**TASK DIRECTIONS:** Word for word, reproduce each line of the data below, omitting every image.

**INPUT RECORDS:**
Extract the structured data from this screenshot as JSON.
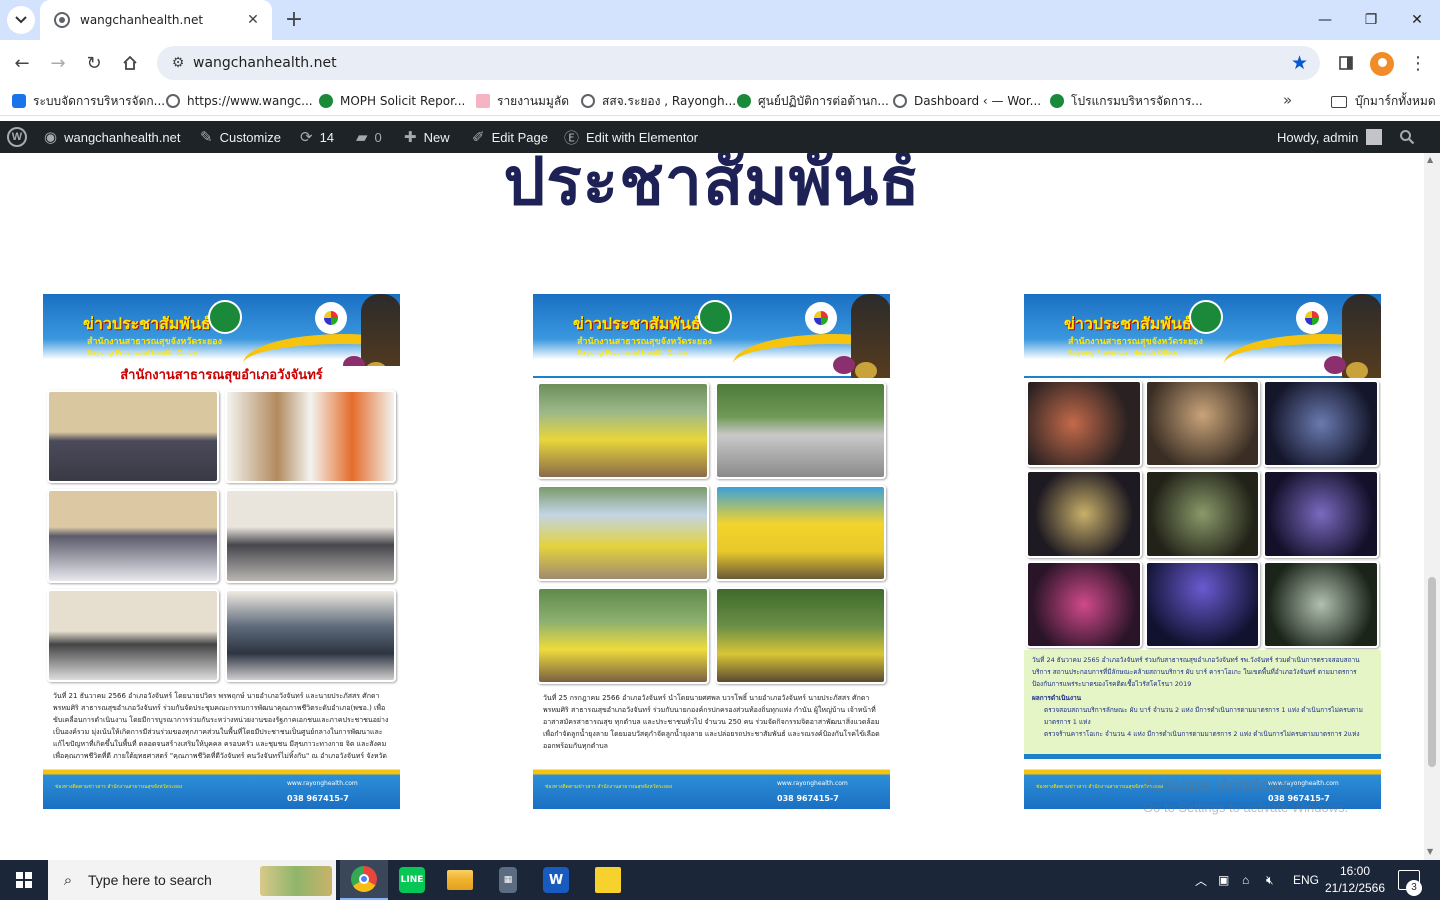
{
  "browser": {
    "tab_title": "wangchanhealth.net",
    "tab_close": "✕",
    "new_tab": "+",
    "url": "wangchanhealth.net",
    "window_controls": {
      "minimize": "—",
      "maximize": "❐",
      "close": "✕"
    }
  },
  "bookmarks": {
    "items": [
      {
        "label": "ระบบจัดการบริหารจัดก...",
        "icon": "puzzle-icon",
        "color": "#1a73e8"
      },
      {
        "label": "https://www.wangc...",
        "icon": "globe-icon",
        "color": "#5f6368"
      },
      {
        "label": "MOPH Solicit Repor...",
        "icon": "moph-icon",
        "color": "#1a8a3a"
      },
      {
        "label": "รายงานมมูลัด",
        "icon": "chart-icon",
        "color": "#d93025"
      },
      {
        "label": "สสจ.ระยอง , Rayongh...",
        "icon": "globe-icon",
        "color": "#5f6368"
      },
      {
        "label": "ศูนย์ปฏิบัติการต่อต้านก...",
        "icon": "moph-icon",
        "color": "#1a8a3a"
      },
      {
        "label": "Dashboard ‹ — Wor...",
        "icon": "globe-icon",
        "color": "#5f6368"
      },
      {
        "label": "โปรแกรมบริหารจัดการ...",
        "icon": "moph-icon",
        "color": "#1a8a3a"
      }
    ],
    "more": "»",
    "all_bookmarks": "บุ๊กมาร์กทั้งหมด"
  },
  "adminbar": {
    "site_name": "wangchanhealth.net",
    "customize": "Customize",
    "updates_count": "14",
    "comments_count": "0",
    "new_label": "New",
    "edit_page": "Edit Page",
    "edit_elementor": "Edit with Elementor",
    "howdy": "Howdy, admin"
  },
  "page": {
    "heading": "ประชาสัมพันธ์",
    "cards": [
      {
        "title": "ข่าวประชาสัมพันธ์",
        "office": "สำนักงานสาธารณสุขจังหวัดระยอง",
        "office_en": "Rayong Provincial Health Office",
        "banner": "สำนักงานสาธารณสุขอำเภอวังจันทร์",
        "body": "วันที่ 21 ธันวาคม 2566 อำเภอวังจันทร์ โดยนายปวิตร พรพฤกษ์ นายอำเภอวังจันทร์ และนายประภัสสร ศักดาพรหมศิริ สาธารณสุขอำเภอวังจันทร์ ร่วมกันจัดประชุมคณะกรรมการพัฒนาคุณภาพชีวิตระดับอำเภอ(พชอ.) เพื่อขับเคลื่อนการดำเนินงาน โดยมีการบูรณาการร่วมกันระหว่างหน่วยงานของรัฐภาคเอกชนและภาคประชาชนอย่างเป็นองค์รวม มุ่งเน้นให้เกิดการมีส่วนร่วมของทุกภาคส่วนในพื้นที่โดยมีประชาชนเป็นศูนย์กลางในการพัฒนาและแก้ไขปัญหาที่เกิดขึ้นในพื้นที่ ตลอดจนสร้างเสริมให้บุคคล ครอบครัว และชุมชน มีสุขภาวะทางกาย จิต และสังคม เพื่อคุณภาพชีวิตที่ดี ภายใต้ยุทธศาสตร์ \"คุณภาพชีวิตที่ดีวังจันทร์ คนวังจันทร์ไม่ทิ้งกัน\" ณ อำเภอวังจันทร์ จังหวัดระยอง",
        "footer": "ช่องทางติดตามข่าวสาร สำนักงานสาธารณสุขจังหวัดระยอง",
        "website": "www.rayonghealth.com",
        "phone": "038 967415-7"
      },
      {
        "title": "ข่าวประชาสัมพันธ์",
        "office": "สำนักงานสาธารณสุขจังหวัดระยอง",
        "office_en": "Rayong Provincial Health Office",
        "body": "วันที่ 25 กรกฎาคม 2566 อำเภอวังจันทร์ นำโดยนายศศพล บวรโพธิ์ นายอำเภอวังจันทร์ นายประภัสสร ศักดาพรหมศิริ สาธารณสุขอำเภอวังจันทร์ ร่วมกับนายกองค์กรปกครองส่วนท้องถิ่นทุกแห่ง กำนัน ผู้ใหญ่บ้าน เจ้าหน้าที่ อาสาสมัครสาธารณสุข ทุกตำบล และประชาชนทั่วไป จำนวน 250 คน ร่วมจัดกิจกรรมจิตอาสาพัฒนาสิ่งแวดล้อม เพื่อกำจัดลูกน้ำยุงลาย โดยมอบวัสดุกำจัดลูกน้ำยุงลาย และปล่อยรถประชาสัมพันธ์ และรณรงค์ป้องกันโรคไข้เลือดออกพร้อมกันทุกตำบล",
        "footer": "ช่องทางติดตามข่าวสาร สำนักงานสาธารณสุขจังหวัดระยอง",
        "website": "www.rayonghealth.com",
        "phone": "038 967415-7"
      },
      {
        "title": "ข่าวประชาสัมพันธ์",
        "office": "สำนักงานสาธารณสุขจังหวัดระยอง",
        "office_en": "Rayong Provincial Health Office",
        "body": "วันที่ 24 ธันวาคม 2565 อำเภอวังจันทร์ ร่วมกับสาธารณสุขอำเภอวังจันทร์ รพ.วังจันทร์ ร่วมดำเนินการตรวจสอบสถานบริการ สถานประกอบการที่มีลักษณะคล้ายสถานบริการ ผับ บาร์ คาราโอเกะ ในเขตพื้นที่อำเภอวังจันทร์ ตามมาตรการป้องกันการแพร่ระบาดของโรคติดเชื้อไวรัสโคโรนา 2019",
        "result_title": "ผลการดำเนินงาน",
        "result_1": "ตรวจสอบสถานบริการลักษณะ ผับ บาร์ จำนวน 2 แห่ง มีการดำเนินการตามมาตรการ 1 แห่ง ดำเนินการไม่ครบตามมาตรการ 1 แห่ง",
        "result_2": "ตรวจร้านคาราโอเกะ จำนวน 4 แห่ง มีการดำเนินการตามมาตรการ 2 แห่ง ดำเนินการไม่ครบตามมาตรการ 2แห่ง",
        "footer": "ช่องทางติดตามข่าวสาร สำนักงานสาธารณสุขจังหวัดระยอง",
        "website": "www.rayonghealth.com",
        "phone": "038 967415-7"
      }
    ],
    "watermark_line1": "Activate Windows",
    "watermark_line2": "Go to Settings to activate Windows."
  },
  "taskbar": {
    "search_placeholder": "Type here to search",
    "apps": [
      {
        "name": "Chrome",
        "icon": "chrome-icon",
        "color": "#e8453c"
      },
      {
        "name": "LINE",
        "icon": "line-icon",
        "color": "#06c755"
      },
      {
        "name": "File Explorer",
        "icon": "folder-icon",
        "color": "#f2b632"
      },
      {
        "name": "Calculator",
        "icon": "calculator-icon",
        "color": "#5c6b7f"
      },
      {
        "name": "Word",
        "icon": "word-icon",
        "color": "#185abd"
      },
      {
        "name": "Sticky Notes",
        "icon": "sticky-notes-icon",
        "color": "#f7d12e"
      }
    ],
    "language": "ENG",
    "time": "16:00",
    "date": "21/12/2566",
    "notifications": "3"
  }
}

**YOUR SOLUTION:**
Extract the structured data from this screenshot as JSON.
{
  "browser": {
    "tab_title": "wangchanhealth.net",
    "tab_close": "✕",
    "new_tab": "+",
    "url": "wangchanhealth.net",
    "window_controls": {
      "minimize": "—",
      "maximize": "❐",
      "close": "✕"
    }
  },
  "bookmarks": {
    "items": [
      {
        "label": "ระบบจัดการบริหารจัดก...",
        "icon": "puzzle-icon",
        "color": "#1a73e8"
      },
      {
        "label": "https://www.wangc...",
        "icon": "globe-icon",
        "color": "#5f6368"
      },
      {
        "label": "MOPH Solicit Repor...",
        "icon": "moph-icon",
        "color": "#1a8a3a"
      },
      {
        "label": "รายงานมมูลัด",
        "icon": "chart-icon",
        "color": "#d93025"
      },
      {
        "label": "สสจ.ระยอง , Rayongh...",
        "icon": "globe-icon",
        "color": "#5f6368"
      },
      {
        "label": "ศูนย์ปฏิบัติการต่อต้านก...",
        "icon": "moph-icon",
        "color": "#1a8a3a"
      },
      {
        "label": "Dashboard ‹ — Wor...",
        "icon": "globe-icon",
        "color": "#5f6368"
      },
      {
        "label": "โปรแกรมบริหารจัดการ...",
        "icon": "moph-icon",
        "color": "#1a8a3a"
      }
    ],
    "more": "»",
    "all_bookmarks": "บุ๊กมาร์กทั้งหมด"
  },
  "adminbar": {
    "site_name": "wangchanhealth.net",
    "customize": "Customize",
    "updates_count": "14",
    "comments_count": "0",
    "new_label": "New",
    "edit_page": "Edit Page",
    "edit_elementor": "Edit with Elementor",
    "howdy": "Howdy, admin"
  },
  "page": {
    "heading": "ประชาสัมพันธ์",
    "cards": [
      {
        "title": "ข่าวประชาสัมพันธ์",
        "office": "สำนักงานสาธารณสุขจังหวัดระยอง",
        "office_en": "Rayong Provincial Health Office",
        "banner": "สำนักงานสาธารณสุขอำเภอวังจันทร์",
        "body": "วันที่ 21 ธันวาคม 2566 อำเภอวังจันทร์ โดยนายปวิตร พรพฤกษ์ นายอำเภอวังจันทร์ และนายประภัสสร ศักดาพรหมศิริ สาธารณสุขอำเภอวังจันทร์ ร่วมกันจัดประชุมคณะกรรมการพัฒนาคุณภาพชีวิตระดับอำเภอ(พชอ.) เพื่อขับเคลื่อนการดำเนินงาน โดยมีการบูรณาการร่วมกันระหว่างหน่วยงานของรัฐภาคเอกชนและภาคประชาชนอย่างเป็นองค์รวม มุ่งเน้นให้เกิดการมีส่วนร่วมของทุกภาคส่วนในพื้นที่โดยมีประชาชนเป็นศูนย์กลางในการพัฒนาและแก้ไขปัญหาที่เกิดขึ้นในพื้นที่ ตลอดจนสร้างเสริมให้บุคคล ครอบครัว และชุมชน มีสุขภาวะทางกาย จิต และสังคม เพื่อคุณภาพชีวิตที่ดี ภายใต้ยุทธศาสตร์ \"คุณภาพชีวิตที่ดีวังจันทร์ คนวังจันทร์ไม่ทิ้งกัน\" ณ อำเภอวังจันทร์ จังหวัดระยอง",
        "footer": "ช่องทางติดตามข่าวสาร สำนักงานสาธารณสุขจังหวัดระยอง",
        "website": "www.rayonghealth.com",
        "phone": "038 967415-7"
      },
      {
        "title": "ข่าวประชาสัมพันธ์",
        "office": "สำนักงานสาธารณสุขจังหวัดระยอง",
        "office_en": "Rayong Provincial Health Office",
        "body": "วันที่ 25 กรกฎาคม 2566 อำเภอวังจันทร์ นำโดยนายศศพล บวรโพธิ์ นายอำเภอวังจันทร์ นายประภัสสร ศักดาพรหมศิริ สาธารณสุขอำเภอวังจันทร์ ร่วมกับนายกองค์กรปกครองส่วนท้องถิ่นทุกแห่ง กำนัน ผู้ใหญ่บ้าน เจ้าหน้าที่ อาสาสมัครสาธารณสุข ทุกตำบล และประชาชนทั่วไป จำนวน 250 คน ร่วมจัดกิจกรรมจิตอาสาพัฒนาสิ่งแวดล้อม เพื่อกำจัดลูกน้ำยุงลาย โดยมอบวัสดุกำจัดลูกน้ำยุงลาย และปล่อยรถประชาสัมพันธ์ และรณรงค์ป้องกันโรคไข้เลือดออกพร้อมกันทุกตำบล",
        "footer": "ช่องทางติดตามข่าวสาร สำนักงานสาธารณสุขจังหวัดระยอง",
        "website": "www.rayonghealth.com",
        "phone": "038 967415-7"
      },
      {
        "title": "ข่าวประชาสัมพันธ์",
        "office": "สำนักงานสาธารณสุขจังหวัดระยอง",
        "office_en": "Rayong Provincial Health Office",
        "body": "วันที่ 24 ธันวาคม 2565 อำเภอวังจันทร์ ร่วมกับสาธารณสุขอำเภอวังจันทร์ รพ.วังจันทร์ ร่วมดำเนินการตรวจสอบสถานบริการ สถานประกอบการที่มีลักษณะคล้ายสถานบริการ ผับ บาร์ คาราโอเกะ ในเขตพื้นที่อำเภอวังจันทร์ ตามมาตรการป้องกันการแพร่ระบาดของโรคติดเชื้อไวรัสโคโรนา 2019",
        "result_title": "ผลการดำเนินงาน",
        "result_1": "ตรวจสอบสถานบริการลักษณะ ผับ บาร์ จำนวน 2 แห่ง มีการดำเนินการตามมาตรการ 1 แห่ง ดำเนินการไม่ครบตามมาตรการ 1 แห่ง",
        "result_2": "ตรวจร้านคาราโอเกะ จำนวน 4 แห่ง มีการดำเนินการตามมาตรการ 2 แห่ง ดำเนินการไม่ครบตามมาตรการ 2แห่ง",
        "footer": "ช่องทางติดตามข่าวสาร สำนักงานสาธารณสุขจังหวัดระยอง",
        "website": "www.rayonghealth.com",
        "phone": "038 967415-7"
      }
    ],
    "watermark_line1": "Activate Windows",
    "watermark_line2": "Go to Settings to activate Windows."
  },
  "taskbar": {
    "search_placeholder": "Type here to search",
    "apps": [
      {
        "name": "Chrome",
        "icon": "chrome-icon",
        "color": "#e8453c"
      },
      {
        "name": "LINE",
        "icon": "line-icon",
        "color": "#06c755"
      },
      {
        "name": "File Explorer",
        "icon": "folder-icon",
        "color": "#f2b632"
      },
      {
        "name": "Calculator",
        "icon": "calculator-icon",
        "color": "#5c6b7f"
      },
      {
        "name": "Word",
        "icon": "word-icon",
        "color": "#185abd"
      },
      {
        "name": "Sticky Notes",
        "icon": "sticky-notes-icon",
        "color": "#f7d12e"
      }
    ],
    "language": "ENG",
    "time": "16:00",
    "date": "21/12/2566",
    "notifications": "3"
  }
}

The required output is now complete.